For any sane individual, that is reason enough to make sure such a CCP outpost is not opened in the capital of their country. And the people of Hungary have no sanity lost. So, in a move that has shocked the CCP and put the pro-China Hungarian government in an uncomfortable position, Budapest’s mayor has named four roads in the city to pay tribute to opponents of China’s authoritarian regime.
Four street signs at the site now bear the names Free Hong Kong Road, Uyghur Martyrs’ Road, Dalai Lama Road, and Bishop XieShiguang Road, the last referring to a persecuted Chinese Catholic priest. Budapest’s liberal mayor – Gergely Karacsony, while addressing a press conference with district mayor Krisztina Baranyi said, “The signs bear the names of the persons and people who have been persecuted by the Chinese Communist Party…This is… a stand for solidarity and freedom, which Hungary has been committed to for 30 years.”

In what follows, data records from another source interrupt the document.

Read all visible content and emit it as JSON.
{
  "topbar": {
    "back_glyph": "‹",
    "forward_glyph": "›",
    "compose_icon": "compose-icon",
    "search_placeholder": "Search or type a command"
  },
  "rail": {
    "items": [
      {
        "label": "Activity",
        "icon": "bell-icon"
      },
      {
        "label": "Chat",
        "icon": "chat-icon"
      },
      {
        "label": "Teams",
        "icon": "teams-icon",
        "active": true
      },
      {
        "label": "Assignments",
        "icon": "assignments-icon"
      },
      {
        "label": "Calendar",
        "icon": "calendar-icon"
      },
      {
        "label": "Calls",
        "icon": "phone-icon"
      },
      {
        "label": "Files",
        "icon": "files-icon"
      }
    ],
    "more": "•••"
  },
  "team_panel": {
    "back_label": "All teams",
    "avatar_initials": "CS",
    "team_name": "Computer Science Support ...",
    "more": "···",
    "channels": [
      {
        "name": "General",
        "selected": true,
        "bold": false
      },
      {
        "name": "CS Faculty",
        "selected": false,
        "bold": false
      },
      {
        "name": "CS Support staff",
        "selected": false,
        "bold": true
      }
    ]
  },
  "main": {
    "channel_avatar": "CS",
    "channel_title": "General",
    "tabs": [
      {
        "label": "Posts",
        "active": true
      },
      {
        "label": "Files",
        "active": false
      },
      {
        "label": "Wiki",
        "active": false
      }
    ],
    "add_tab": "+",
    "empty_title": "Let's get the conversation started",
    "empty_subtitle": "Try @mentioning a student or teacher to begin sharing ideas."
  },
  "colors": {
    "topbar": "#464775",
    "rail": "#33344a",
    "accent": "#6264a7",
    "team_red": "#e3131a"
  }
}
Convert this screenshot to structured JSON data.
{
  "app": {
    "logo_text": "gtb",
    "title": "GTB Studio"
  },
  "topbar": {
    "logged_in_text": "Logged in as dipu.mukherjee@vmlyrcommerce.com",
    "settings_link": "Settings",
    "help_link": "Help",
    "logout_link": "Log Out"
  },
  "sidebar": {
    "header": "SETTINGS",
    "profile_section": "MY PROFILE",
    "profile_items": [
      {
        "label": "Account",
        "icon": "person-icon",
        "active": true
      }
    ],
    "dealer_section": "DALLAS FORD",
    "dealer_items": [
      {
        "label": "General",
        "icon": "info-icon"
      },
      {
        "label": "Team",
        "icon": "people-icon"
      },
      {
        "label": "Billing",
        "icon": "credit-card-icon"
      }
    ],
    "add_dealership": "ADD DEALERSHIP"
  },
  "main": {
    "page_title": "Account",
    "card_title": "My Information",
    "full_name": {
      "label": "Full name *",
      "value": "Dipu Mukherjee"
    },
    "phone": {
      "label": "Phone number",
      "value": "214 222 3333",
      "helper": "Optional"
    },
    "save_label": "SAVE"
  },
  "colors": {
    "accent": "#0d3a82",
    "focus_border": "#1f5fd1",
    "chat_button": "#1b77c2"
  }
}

The Budapest mayor, who is a frontrunner to oust the current Hungarian prime minister Viktor Orbán in elections early next year added how “China and Hungary are worlds apart when it comes to human rights and solidarity.”

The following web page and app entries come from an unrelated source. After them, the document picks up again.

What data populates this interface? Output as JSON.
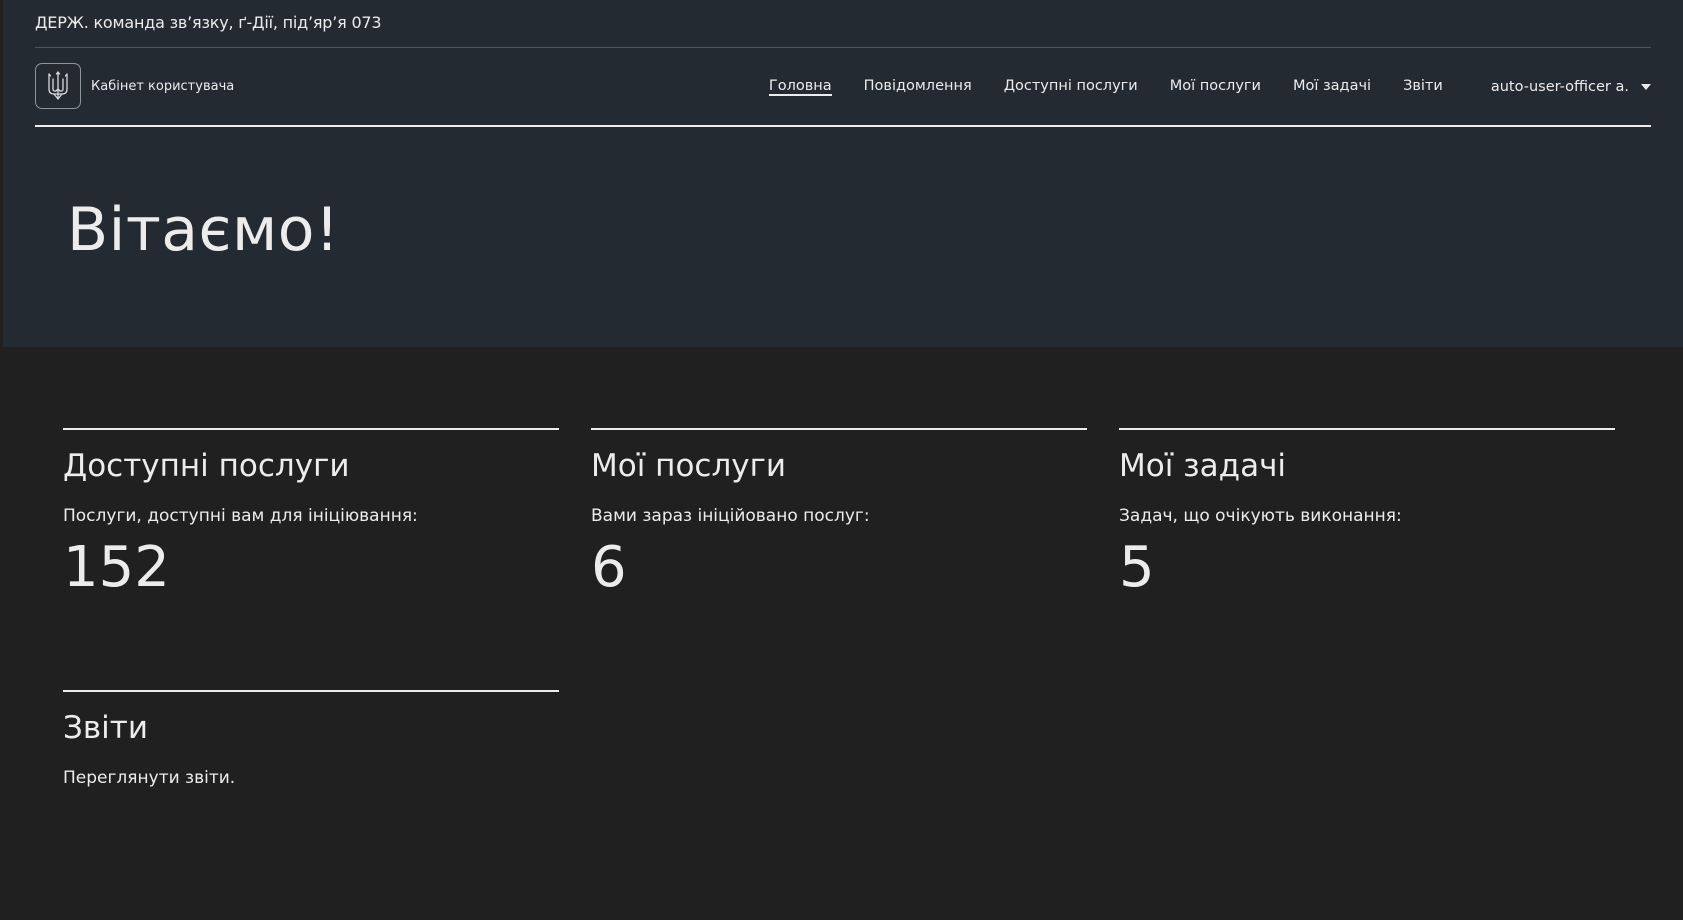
{
  "org": {
    "name": "ДЕРЖ. команда зв’язку, ґ-Дії, під’яр’я 073"
  },
  "brand": {
    "logo_icon": "trident-icon",
    "label": "Кабінет користувача"
  },
  "nav": {
    "items": [
      {
        "label": "Головна",
        "active": true
      },
      {
        "label": "Повідомлення",
        "active": false
      },
      {
        "label": "Доступні послуги",
        "active": false
      },
      {
        "label": "Мої послуги",
        "active": false
      },
      {
        "label": "Мої задачі",
        "active": false
      },
      {
        "label": "Звіти",
        "active": false
      }
    ],
    "user": {
      "name": "auto-user-officer a.",
      "icon": "chevron-down-icon"
    }
  },
  "hero": {
    "title": "Вітаємо!"
  },
  "cards": [
    {
      "title": "Доступні послуги",
      "text": "Послуги, доступні вам для ініціювання:",
      "count": "152"
    },
    {
      "title": "Мої послуги",
      "text": "Вами зараз ініційовано послуг:",
      "count": "6"
    },
    {
      "title": "Мої задачі",
      "text": "Задач, що очікують виконання:",
      "count": "5"
    },
    {
      "title": "Звіти",
      "text": "Переглянути звіти."
    }
  ],
  "colors": {
    "header_background": "#242a31",
    "page_background": "#202020",
    "text": "#ececec"
  }
}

The growing opposition to the Chinese university in Budapest has put the Viktor Orbán government on the defensive. In fact, a recent poll has even shown how there is widespread opposition to the setting up of a new campus in Budapest. Cabinet Minister Gergely Gulyas, while saying that “no substantive decision could’ve been taken yet”, added the project is “on the drawing board currently.”
China is infuriated with the developments in Hungary. It has been embarrassed and publicly humiliated, quite literally on the streets of Budapest. Chinese Foreign Ministry spokesman Wang Wenbin said on Thursday, “Certain individuals, politicians from Hungary, want to grandstand on China-related issues and hamper bilateral relations.” He added, “Such acts are just despicable.”
Hungary is currently led by a conservative government, which for reasons best known to it, is warming up to China. In fact, Hungary was the sole nation to block a European Union statement in early May accusing Beijing of trampling on Hong Kong’s freedoms. In April, it had blocked an EU statement condemning China’s imposition of a draconian national security law on the erstwhile free city.
Hungary’s public seems to have had just about enough. Leading the mantle of democracy, freedom and liberty, Budapest city mayor Gergely Karacsony looks all set to oust the pro-China government from power early next year. China’s dreams of academic colonisation of Europe seem to have been caught up in an unexpected mess.